# Exercise description:
Nothing besides a number belongs in the answer, which is how many lines of the listing contain the string "glyph".
━━ Record excerpts ━━
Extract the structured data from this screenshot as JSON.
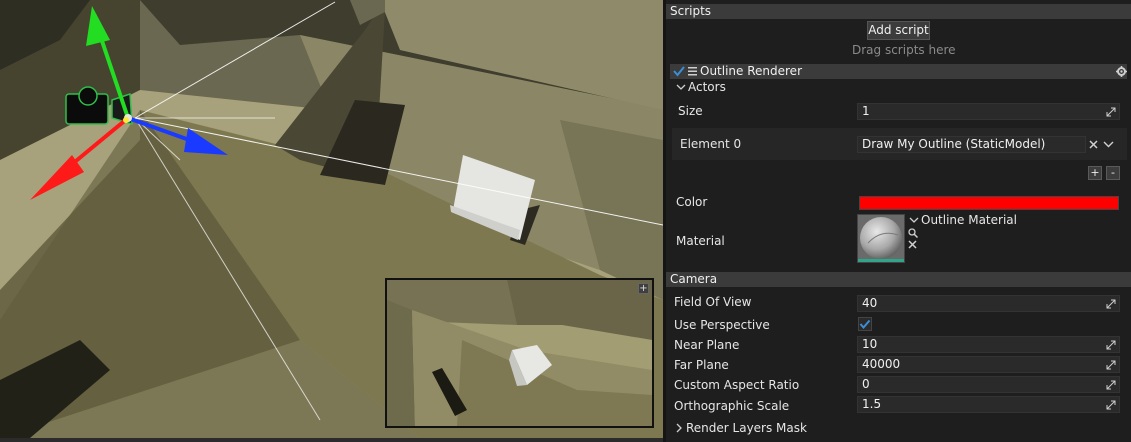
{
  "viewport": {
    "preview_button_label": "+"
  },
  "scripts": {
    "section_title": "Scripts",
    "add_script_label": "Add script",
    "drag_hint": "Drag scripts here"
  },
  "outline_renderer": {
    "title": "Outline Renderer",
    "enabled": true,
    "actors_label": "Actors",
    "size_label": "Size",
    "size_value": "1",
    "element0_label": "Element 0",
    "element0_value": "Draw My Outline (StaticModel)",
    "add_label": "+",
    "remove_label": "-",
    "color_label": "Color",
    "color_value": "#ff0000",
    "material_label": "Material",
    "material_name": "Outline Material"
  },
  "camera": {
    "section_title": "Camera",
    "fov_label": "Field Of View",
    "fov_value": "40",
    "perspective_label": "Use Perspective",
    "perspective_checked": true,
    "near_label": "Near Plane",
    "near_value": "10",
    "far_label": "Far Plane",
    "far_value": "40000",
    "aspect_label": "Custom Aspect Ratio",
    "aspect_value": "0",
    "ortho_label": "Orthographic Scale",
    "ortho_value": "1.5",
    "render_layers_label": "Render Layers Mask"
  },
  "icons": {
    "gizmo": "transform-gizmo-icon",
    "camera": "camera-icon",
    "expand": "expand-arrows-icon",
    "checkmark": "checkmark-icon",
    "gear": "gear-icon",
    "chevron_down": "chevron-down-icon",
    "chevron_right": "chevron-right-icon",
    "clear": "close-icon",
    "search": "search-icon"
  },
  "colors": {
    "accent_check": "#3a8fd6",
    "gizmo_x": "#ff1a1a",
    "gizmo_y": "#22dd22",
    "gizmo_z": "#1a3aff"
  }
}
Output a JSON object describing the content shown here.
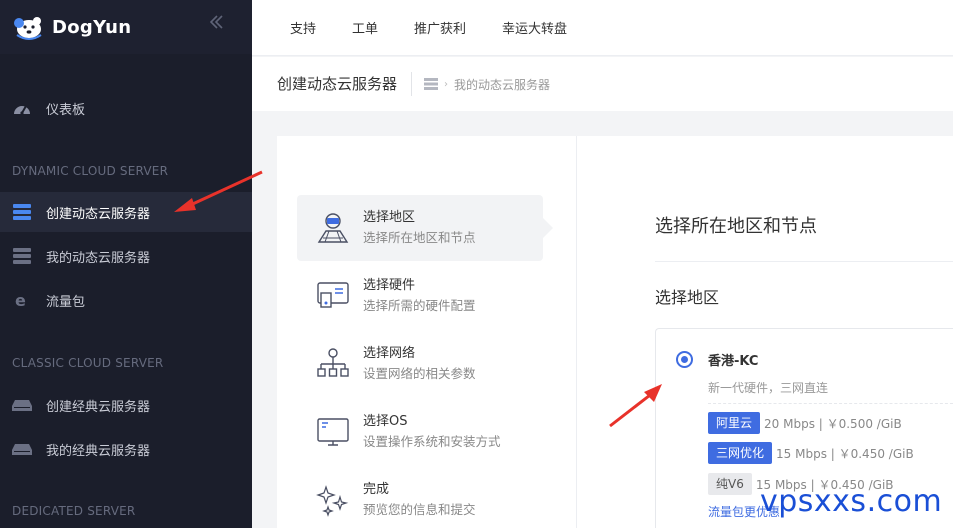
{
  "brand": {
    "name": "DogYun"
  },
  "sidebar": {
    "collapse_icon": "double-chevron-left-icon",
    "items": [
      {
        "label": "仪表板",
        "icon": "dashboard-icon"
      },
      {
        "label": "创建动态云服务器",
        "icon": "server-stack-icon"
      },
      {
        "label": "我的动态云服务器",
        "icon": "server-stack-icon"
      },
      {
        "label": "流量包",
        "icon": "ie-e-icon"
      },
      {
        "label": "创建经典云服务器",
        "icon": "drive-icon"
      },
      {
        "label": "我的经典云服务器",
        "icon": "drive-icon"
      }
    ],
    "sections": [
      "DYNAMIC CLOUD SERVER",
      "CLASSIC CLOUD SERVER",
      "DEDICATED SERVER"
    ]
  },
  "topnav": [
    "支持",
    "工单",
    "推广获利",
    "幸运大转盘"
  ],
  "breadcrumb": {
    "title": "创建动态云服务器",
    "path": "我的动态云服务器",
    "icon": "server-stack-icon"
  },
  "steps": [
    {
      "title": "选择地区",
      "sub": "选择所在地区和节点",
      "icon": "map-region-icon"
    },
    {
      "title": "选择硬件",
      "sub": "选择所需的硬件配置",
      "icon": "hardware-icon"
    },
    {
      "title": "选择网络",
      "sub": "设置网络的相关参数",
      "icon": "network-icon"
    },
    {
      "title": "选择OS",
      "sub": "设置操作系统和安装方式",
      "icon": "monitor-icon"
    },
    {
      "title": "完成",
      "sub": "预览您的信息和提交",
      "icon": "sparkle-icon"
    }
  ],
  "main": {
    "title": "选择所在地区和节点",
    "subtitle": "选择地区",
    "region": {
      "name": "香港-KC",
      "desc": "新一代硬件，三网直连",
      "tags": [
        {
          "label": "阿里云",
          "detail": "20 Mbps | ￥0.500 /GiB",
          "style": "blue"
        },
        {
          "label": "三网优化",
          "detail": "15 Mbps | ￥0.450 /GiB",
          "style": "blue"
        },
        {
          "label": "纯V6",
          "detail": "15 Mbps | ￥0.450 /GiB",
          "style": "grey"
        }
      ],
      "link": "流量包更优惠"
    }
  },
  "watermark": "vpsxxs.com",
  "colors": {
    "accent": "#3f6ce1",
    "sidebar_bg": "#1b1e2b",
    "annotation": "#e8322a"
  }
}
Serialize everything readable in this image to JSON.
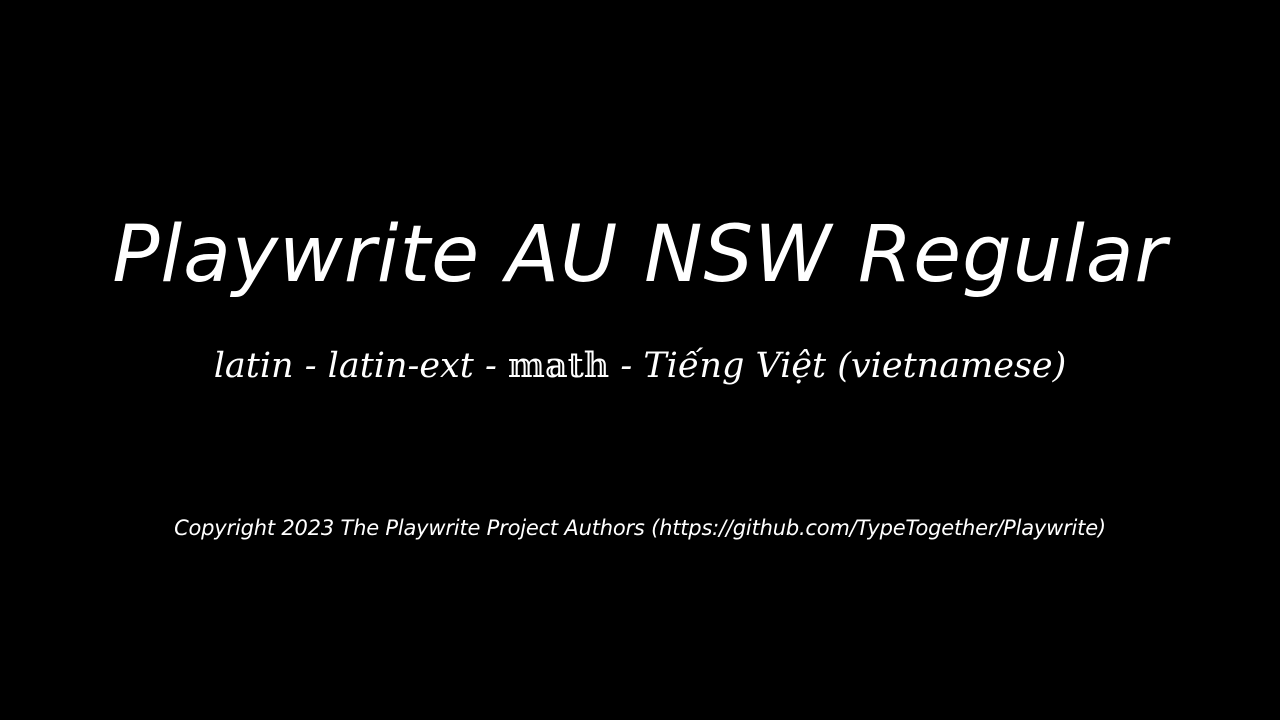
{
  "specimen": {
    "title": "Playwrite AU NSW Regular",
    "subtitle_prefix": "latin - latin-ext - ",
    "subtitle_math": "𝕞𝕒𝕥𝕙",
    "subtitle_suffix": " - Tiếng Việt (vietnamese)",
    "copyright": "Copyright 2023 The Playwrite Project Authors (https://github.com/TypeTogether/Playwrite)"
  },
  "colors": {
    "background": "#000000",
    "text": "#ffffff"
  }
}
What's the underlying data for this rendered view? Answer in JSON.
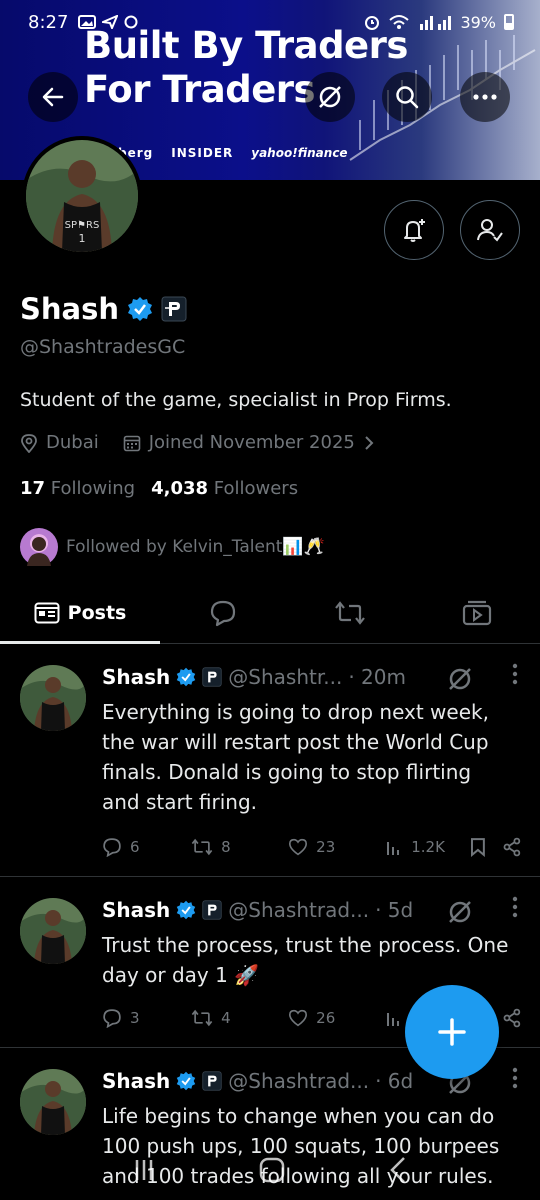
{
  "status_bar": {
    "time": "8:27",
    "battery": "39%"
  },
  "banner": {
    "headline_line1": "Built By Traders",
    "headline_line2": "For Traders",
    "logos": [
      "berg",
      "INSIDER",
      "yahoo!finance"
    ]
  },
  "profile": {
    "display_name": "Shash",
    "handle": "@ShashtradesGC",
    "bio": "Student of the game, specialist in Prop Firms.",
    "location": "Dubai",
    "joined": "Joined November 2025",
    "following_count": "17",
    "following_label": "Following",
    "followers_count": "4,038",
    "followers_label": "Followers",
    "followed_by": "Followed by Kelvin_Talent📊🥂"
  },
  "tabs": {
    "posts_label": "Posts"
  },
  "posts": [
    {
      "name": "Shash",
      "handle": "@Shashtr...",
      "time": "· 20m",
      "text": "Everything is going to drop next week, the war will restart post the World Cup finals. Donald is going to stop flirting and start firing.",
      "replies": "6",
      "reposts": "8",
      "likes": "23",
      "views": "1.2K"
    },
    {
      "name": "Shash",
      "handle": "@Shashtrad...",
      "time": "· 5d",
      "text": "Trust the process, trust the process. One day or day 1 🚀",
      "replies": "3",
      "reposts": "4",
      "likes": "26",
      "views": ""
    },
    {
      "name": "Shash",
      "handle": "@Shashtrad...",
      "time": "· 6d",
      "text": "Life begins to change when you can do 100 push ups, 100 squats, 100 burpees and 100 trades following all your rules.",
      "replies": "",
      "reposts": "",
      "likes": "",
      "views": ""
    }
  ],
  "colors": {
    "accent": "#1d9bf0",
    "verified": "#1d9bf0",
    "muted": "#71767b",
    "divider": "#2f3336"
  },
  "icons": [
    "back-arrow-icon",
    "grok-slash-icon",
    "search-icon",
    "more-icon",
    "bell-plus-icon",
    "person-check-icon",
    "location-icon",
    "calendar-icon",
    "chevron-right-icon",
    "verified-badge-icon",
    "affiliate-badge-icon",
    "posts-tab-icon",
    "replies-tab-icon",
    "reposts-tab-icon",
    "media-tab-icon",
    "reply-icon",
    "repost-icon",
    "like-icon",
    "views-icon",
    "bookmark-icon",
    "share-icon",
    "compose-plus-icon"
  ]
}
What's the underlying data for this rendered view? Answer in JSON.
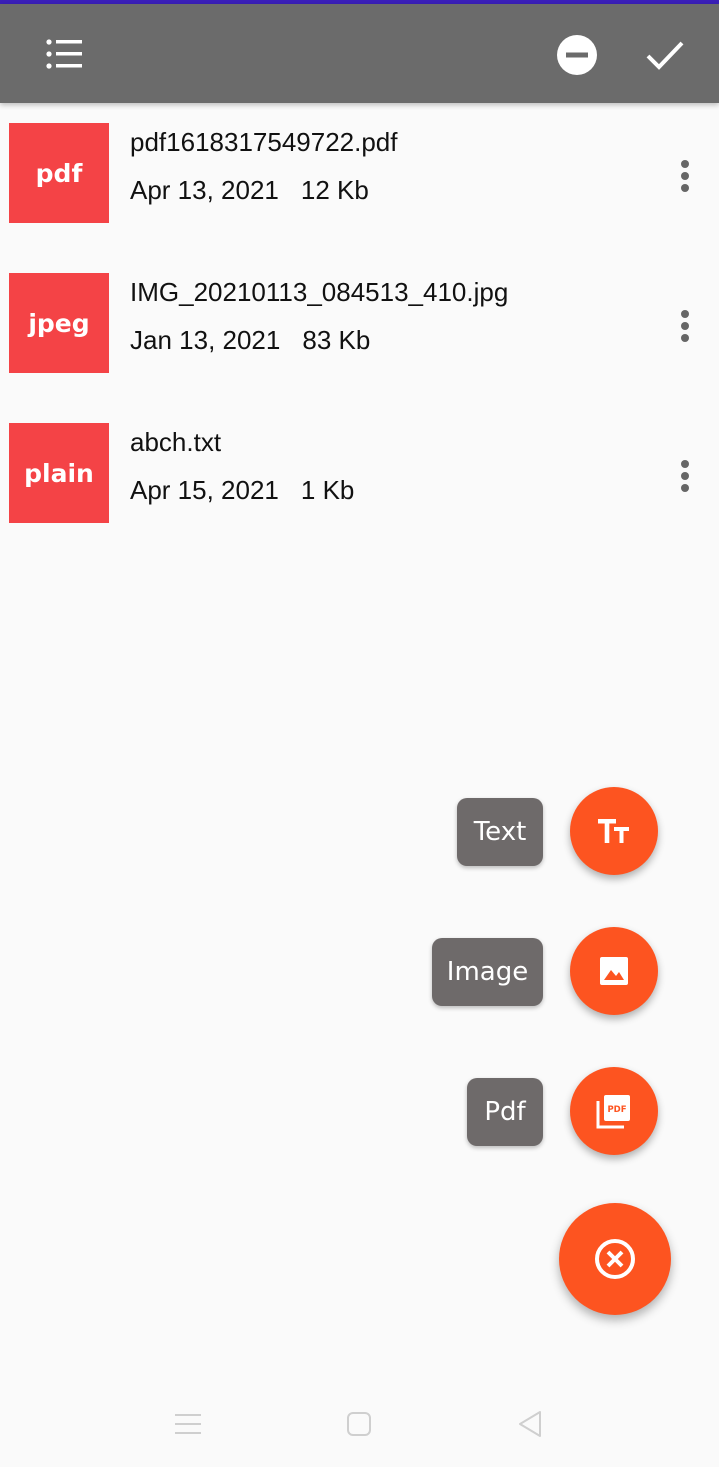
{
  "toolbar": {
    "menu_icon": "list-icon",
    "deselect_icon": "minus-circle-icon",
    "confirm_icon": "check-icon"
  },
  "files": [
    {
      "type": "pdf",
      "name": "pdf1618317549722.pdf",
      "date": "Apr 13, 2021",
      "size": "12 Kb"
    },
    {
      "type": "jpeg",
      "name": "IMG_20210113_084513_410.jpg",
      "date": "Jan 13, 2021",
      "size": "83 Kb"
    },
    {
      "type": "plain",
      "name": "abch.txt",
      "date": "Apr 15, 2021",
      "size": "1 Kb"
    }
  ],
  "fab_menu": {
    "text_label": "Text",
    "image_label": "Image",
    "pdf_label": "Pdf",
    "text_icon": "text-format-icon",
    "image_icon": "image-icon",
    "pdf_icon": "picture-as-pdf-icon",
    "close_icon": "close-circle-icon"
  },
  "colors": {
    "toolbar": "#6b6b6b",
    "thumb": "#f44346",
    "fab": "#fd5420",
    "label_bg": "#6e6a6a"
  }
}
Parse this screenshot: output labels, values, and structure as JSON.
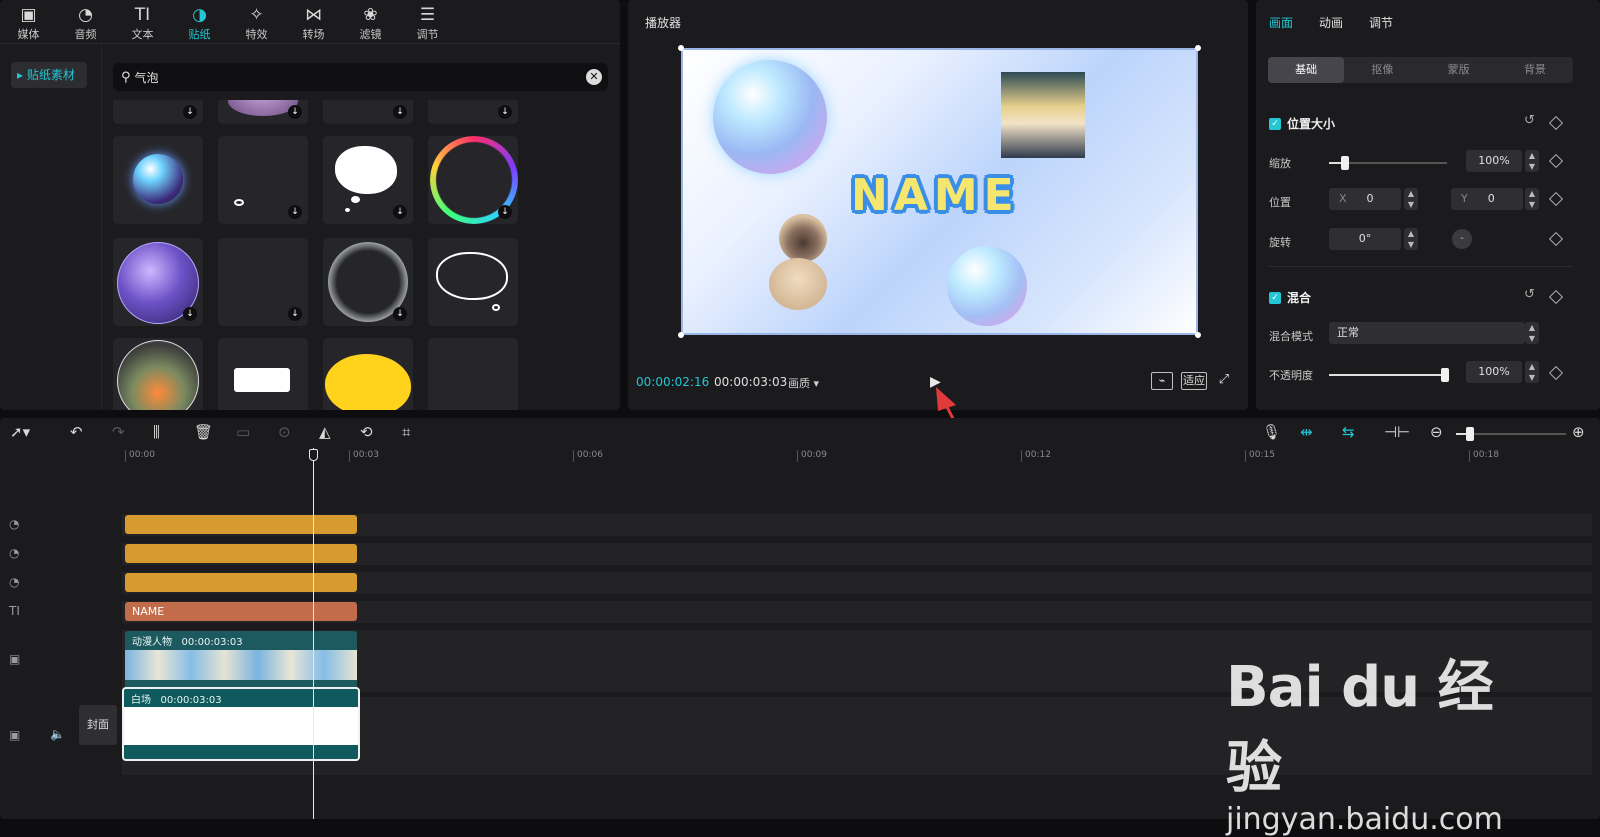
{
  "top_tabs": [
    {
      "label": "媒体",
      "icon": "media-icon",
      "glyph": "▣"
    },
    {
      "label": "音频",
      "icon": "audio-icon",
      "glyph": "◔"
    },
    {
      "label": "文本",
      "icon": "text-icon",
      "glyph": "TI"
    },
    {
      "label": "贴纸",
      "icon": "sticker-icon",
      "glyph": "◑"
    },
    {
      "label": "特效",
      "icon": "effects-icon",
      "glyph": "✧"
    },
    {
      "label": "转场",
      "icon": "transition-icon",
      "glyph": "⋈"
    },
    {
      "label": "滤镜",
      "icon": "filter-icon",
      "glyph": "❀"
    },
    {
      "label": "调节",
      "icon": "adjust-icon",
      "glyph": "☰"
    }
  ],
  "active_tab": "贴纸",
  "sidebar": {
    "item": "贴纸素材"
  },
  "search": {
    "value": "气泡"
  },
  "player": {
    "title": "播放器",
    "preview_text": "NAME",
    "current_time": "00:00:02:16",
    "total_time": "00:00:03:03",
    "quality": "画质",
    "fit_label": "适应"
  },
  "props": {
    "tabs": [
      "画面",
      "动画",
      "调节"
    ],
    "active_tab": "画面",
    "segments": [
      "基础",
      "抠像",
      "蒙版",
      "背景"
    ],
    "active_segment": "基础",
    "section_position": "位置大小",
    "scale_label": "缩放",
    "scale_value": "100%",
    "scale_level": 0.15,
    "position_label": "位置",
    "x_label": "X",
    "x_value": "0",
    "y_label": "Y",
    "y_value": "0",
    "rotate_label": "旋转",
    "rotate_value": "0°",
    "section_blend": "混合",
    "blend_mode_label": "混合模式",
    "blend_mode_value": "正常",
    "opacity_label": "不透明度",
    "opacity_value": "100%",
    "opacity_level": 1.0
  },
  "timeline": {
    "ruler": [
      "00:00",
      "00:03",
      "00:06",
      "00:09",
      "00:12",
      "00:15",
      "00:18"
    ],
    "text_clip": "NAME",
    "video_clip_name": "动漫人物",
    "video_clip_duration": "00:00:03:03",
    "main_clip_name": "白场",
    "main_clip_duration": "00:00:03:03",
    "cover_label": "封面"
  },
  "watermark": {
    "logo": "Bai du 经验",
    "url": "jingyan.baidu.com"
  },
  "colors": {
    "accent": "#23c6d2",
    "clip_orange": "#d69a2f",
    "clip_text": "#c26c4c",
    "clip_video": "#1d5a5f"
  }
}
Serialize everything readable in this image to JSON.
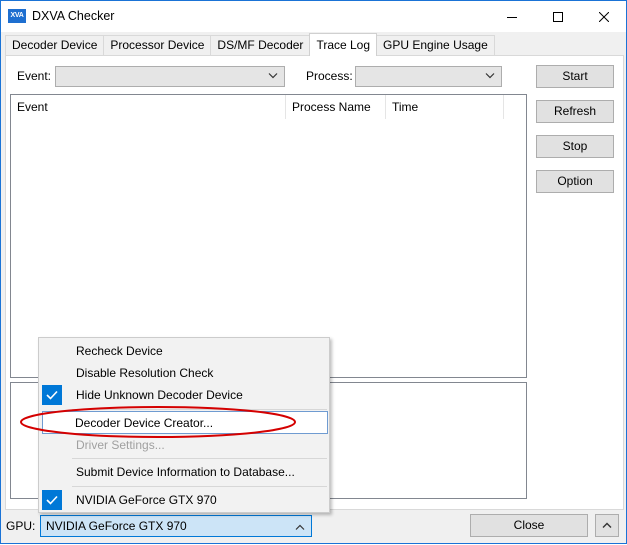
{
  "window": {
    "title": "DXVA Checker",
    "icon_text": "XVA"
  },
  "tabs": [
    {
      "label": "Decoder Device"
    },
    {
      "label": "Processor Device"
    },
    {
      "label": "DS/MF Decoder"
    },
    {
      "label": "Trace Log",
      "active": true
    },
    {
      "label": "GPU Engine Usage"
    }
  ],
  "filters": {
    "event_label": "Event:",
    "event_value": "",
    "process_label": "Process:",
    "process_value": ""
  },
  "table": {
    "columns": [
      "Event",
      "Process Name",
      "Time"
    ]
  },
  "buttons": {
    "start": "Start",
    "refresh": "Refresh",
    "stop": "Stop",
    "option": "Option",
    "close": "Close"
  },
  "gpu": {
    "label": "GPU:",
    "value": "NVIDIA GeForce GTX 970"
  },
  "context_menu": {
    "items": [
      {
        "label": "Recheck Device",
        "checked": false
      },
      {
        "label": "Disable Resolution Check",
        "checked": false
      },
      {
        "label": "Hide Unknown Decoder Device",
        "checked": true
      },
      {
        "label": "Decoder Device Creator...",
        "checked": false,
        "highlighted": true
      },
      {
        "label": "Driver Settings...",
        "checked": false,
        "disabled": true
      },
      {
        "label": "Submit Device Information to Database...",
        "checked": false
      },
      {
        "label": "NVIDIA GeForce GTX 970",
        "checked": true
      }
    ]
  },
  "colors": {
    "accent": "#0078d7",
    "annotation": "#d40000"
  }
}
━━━
# Result below:
8